Counting every line in the entries below where the word "Tool" occurs, report how many there are. Give only that number.

SUPPLIED RECORDS ▸

- Opening Delimiter -

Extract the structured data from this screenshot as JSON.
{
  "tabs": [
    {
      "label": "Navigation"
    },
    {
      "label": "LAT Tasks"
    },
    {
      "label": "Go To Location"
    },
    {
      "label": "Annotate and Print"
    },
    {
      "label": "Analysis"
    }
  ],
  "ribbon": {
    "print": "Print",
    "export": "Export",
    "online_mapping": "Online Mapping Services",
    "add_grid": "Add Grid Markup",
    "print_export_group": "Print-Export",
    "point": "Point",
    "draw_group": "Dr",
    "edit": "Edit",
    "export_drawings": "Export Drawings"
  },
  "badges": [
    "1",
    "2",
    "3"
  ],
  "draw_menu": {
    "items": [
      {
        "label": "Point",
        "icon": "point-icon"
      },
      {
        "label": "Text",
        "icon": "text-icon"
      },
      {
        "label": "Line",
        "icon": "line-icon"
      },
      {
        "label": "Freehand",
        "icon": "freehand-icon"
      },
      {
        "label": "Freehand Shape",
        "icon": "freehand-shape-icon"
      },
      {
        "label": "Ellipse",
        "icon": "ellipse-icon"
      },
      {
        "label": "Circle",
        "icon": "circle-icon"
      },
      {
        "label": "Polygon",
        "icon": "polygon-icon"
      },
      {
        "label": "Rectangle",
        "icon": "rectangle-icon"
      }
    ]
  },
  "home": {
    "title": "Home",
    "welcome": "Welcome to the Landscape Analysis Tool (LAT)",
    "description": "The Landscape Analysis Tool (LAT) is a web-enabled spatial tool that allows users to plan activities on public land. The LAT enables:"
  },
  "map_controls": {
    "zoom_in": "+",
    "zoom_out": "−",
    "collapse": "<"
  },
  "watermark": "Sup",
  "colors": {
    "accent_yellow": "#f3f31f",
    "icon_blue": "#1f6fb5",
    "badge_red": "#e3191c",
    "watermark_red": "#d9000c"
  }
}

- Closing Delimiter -

WRITTEN RESPONSE ▸ 2